Olympus announced new compact cameras today. The SZ-30MR (on left) is the world’s first compact that can shoot both 1080p Full HD video and 16 megapixel stills at the same time. What’s more, the camera can record two different videos at once — videos that differ in zoom, quality, or filters.
Next, the TG-810 (on right) is supposedly the “world’s first 100kg crushproof camera”. While we’re not so sure that it’s the world’s first, it certainly seems to be one tough camera. This 14 megapixel camera capable of 720p HD video is crushproof up to 100kg (~220lb), shockproof from a distance of 2m (~6.5ft), waterproof to 10m, and freezeproof to -10°C. Both cameras will be available in April 2011 for $400.
In addition to two new entry-level DSLRs, Canon is also releasing two new entry-level flash units, the 320EX and 270EX II. The 320EX includes a built-in LED light designed to provide illumination for video recording DSLRs, can be assigned to one of four channels, and can be wirelessly controlled with the newly announced T3i/600D. The 270EX II is a compact, lightweight flash that swivels in four positions ranging from 0 to 90 degrees, and can be wirelessly triggered but does not have channel capabilities.
Both units will be available in April, with the 320EX priced at $250 and the 270EX II priced at $170.
CES is over, but Panasonic has no plans of letting the camera announcements end — they’ve just announced four new Lumix compact cameras in addition to the eight they introduced at CES earlier this month.
The big camera corps are dumping a huge number of new compact cameras at CES 2011. While many are standard upgrades to bring their cameras up to par with what consumers expect nowadays, there are some that stand out for one reason or another.
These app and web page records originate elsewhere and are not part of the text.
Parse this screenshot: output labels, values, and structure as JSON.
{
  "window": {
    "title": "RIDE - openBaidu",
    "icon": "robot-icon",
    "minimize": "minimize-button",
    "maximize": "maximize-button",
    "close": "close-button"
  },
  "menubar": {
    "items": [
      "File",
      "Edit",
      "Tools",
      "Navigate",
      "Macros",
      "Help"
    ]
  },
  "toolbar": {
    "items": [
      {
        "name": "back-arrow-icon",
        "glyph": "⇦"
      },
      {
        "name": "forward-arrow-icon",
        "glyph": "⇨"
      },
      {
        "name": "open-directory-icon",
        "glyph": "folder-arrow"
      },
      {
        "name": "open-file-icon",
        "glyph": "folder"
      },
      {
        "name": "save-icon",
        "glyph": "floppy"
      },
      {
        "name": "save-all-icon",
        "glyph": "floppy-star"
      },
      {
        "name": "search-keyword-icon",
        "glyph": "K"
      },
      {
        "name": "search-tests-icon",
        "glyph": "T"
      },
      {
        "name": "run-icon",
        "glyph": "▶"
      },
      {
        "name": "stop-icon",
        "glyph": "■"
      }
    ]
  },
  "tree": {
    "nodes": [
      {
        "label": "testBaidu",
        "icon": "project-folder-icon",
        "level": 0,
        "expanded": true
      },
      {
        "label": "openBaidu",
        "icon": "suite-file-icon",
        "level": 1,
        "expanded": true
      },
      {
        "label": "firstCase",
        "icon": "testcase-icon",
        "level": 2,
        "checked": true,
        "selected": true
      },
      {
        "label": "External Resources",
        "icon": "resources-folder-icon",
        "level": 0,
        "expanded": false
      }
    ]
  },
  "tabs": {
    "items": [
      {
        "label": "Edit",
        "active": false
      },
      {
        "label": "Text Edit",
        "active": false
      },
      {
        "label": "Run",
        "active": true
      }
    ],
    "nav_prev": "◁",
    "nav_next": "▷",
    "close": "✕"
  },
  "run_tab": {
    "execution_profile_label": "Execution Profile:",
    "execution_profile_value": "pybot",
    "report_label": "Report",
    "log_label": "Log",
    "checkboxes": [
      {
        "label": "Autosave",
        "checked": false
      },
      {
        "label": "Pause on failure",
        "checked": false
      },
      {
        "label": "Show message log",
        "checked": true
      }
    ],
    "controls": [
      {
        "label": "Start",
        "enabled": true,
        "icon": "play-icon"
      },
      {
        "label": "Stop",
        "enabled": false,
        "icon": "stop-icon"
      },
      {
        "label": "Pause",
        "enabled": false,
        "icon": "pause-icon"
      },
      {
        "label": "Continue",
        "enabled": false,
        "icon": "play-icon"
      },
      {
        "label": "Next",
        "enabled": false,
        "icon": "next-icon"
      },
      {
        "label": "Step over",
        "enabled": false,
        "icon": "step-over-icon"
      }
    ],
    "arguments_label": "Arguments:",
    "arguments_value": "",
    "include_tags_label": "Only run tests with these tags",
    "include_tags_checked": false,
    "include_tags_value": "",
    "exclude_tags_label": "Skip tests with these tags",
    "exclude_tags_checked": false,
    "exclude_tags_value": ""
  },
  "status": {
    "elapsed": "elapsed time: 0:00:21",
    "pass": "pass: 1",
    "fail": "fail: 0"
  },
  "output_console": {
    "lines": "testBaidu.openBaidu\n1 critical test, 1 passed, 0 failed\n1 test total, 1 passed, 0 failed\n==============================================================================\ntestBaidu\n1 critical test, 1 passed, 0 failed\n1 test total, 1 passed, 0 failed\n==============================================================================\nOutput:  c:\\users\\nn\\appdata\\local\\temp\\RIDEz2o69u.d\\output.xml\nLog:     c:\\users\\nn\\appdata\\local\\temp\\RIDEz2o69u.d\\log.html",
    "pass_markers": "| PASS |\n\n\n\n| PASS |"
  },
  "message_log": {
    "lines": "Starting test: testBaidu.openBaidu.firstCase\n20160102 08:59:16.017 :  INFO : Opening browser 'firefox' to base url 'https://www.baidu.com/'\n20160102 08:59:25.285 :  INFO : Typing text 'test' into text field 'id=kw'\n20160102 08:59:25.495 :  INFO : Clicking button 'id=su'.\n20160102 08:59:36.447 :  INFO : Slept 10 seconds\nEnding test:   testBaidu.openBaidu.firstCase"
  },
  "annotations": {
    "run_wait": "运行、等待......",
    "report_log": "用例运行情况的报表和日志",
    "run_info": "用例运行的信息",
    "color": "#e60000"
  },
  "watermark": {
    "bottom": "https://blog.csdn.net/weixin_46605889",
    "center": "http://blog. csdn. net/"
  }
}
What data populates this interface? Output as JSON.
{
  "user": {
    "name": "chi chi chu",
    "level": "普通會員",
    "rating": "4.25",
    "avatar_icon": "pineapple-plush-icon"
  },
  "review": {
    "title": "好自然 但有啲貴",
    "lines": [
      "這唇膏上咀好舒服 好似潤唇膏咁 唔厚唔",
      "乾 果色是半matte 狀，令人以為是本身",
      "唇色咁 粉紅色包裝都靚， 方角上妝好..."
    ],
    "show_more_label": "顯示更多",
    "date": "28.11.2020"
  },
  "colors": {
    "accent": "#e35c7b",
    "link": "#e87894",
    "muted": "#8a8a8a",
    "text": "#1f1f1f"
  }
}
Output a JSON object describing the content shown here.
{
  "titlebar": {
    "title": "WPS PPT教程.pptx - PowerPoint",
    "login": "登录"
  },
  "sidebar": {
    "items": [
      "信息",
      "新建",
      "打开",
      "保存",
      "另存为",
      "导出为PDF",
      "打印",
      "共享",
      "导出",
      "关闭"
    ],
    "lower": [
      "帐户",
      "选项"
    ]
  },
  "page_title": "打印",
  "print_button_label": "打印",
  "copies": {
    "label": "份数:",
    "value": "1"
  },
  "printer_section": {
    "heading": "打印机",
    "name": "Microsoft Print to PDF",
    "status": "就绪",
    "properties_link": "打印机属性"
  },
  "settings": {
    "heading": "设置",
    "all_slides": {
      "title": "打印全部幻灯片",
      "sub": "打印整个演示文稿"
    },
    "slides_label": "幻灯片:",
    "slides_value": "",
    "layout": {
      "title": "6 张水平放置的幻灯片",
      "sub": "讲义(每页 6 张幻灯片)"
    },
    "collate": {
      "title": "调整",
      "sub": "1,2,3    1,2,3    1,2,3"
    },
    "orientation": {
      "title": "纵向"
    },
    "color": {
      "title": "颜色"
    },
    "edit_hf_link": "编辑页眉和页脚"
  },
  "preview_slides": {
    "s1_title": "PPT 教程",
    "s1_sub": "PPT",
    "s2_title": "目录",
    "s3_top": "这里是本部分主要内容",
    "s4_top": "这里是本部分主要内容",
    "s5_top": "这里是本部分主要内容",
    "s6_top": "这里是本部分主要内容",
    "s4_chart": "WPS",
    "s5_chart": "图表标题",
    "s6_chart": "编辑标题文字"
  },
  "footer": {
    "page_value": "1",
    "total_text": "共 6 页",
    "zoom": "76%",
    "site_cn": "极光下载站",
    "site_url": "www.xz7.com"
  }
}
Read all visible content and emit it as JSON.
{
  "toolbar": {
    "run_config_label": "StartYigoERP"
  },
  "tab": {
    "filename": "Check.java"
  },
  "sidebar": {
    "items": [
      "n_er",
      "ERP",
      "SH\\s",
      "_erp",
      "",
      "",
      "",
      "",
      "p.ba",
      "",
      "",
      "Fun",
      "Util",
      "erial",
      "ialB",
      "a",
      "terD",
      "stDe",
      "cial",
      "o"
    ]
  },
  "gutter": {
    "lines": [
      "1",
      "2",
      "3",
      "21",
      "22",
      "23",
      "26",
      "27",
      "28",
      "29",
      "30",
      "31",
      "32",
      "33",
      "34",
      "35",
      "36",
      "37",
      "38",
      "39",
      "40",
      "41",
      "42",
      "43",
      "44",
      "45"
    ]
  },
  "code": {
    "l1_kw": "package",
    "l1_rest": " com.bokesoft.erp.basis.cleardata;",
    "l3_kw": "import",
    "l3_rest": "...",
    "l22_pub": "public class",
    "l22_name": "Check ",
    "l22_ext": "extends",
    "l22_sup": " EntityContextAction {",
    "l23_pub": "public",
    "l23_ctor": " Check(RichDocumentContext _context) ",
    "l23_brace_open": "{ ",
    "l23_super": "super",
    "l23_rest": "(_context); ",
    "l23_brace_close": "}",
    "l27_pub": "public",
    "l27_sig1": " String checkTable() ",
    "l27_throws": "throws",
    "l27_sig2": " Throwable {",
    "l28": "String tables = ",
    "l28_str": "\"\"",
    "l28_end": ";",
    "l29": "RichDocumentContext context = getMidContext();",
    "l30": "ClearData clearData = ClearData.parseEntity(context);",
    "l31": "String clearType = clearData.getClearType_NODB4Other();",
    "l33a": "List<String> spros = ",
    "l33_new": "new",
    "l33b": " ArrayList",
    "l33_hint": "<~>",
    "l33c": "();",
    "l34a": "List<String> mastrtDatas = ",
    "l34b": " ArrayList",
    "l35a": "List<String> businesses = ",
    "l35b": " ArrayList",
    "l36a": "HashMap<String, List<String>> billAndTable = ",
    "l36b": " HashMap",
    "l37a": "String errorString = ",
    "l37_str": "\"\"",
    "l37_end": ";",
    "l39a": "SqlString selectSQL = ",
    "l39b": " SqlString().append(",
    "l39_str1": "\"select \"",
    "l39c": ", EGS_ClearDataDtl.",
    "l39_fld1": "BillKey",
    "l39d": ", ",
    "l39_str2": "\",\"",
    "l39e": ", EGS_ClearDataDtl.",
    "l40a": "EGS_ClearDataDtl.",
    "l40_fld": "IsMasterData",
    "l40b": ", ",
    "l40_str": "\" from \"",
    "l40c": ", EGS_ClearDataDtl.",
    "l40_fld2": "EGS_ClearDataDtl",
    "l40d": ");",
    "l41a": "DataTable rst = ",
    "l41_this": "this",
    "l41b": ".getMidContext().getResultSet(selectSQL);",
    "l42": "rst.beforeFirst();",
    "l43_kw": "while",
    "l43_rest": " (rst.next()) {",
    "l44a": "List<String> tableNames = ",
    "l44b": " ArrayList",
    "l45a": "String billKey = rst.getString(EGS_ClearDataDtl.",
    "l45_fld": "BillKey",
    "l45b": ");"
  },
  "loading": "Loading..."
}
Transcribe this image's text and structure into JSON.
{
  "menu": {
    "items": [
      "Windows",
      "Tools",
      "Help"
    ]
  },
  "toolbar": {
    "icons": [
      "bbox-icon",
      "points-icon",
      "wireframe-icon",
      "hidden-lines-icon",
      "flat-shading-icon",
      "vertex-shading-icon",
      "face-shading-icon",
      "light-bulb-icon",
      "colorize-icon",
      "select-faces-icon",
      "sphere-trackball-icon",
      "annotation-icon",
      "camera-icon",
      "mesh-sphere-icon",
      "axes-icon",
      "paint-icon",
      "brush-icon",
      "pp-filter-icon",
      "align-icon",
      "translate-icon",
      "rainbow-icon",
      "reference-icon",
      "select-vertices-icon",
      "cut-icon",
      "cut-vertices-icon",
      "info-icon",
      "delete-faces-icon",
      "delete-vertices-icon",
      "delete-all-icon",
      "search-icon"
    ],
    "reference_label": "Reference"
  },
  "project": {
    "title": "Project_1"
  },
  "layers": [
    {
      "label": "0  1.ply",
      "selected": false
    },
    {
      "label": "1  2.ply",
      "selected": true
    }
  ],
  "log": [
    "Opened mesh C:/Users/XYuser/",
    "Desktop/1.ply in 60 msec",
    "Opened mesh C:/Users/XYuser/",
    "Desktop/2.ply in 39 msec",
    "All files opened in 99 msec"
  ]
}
Some of Sony’s new compact cameras (the DSC-TX100V, DSC-TX10, DSC-HX7V, DSC-WX10 and DSC-WX9) are unique in that they can shoot 3D photographs with a single lens and sensor. The trick is that two separate photographs with different focus settings are captured and combined to produce a 3D look. The DSC-WX10 (shown above) is also the world’s first compact camera capable of 1080/60p video recording. These cameras will be available for between $220 and $380 starting in March 2011.
“Keep it simple, Stupid!.” That’s a principle exemplified by Apple’s industrial design, but sometimes is nowhere to be found when it comes to compact cameras. Panasonic, however, seems to be on the same wavelength with the Lumix FP7 they just unveiled at CES 2011. The physical buttons normally found on the back of point-and-shoots are missing, replaced instead with a sleek 3.5-inch touchscreen LCD. The only physical buttons that remain are found on the top of the camera — power, shutter, and zoom (dial). With the simplicity comes 16.1 megapixel photographs, 4x optical zoom, and 720p video recording. No word yet on pricing or availability.
Update: As @valerietherese points out, this is also taking a page from Sony and the DSC-T200 camera released in 2007.
Yesterday we got a sneak peek at a strange multi-dimensionally swiveling Casio TRYX camera, and today it was officially unveiled at CES 2011. The TRYX is a 12.1 megapixel camera that shoots 1080p HD video at 30fps or 240fps slow-motion video at 432 x 320. The unique thing about the camera is that the 3-inch touchscreen LCD can both bust out of its “frame” and also swivel, allowing the frame to be used as a stand and for the screen to point in all kinds of random directions.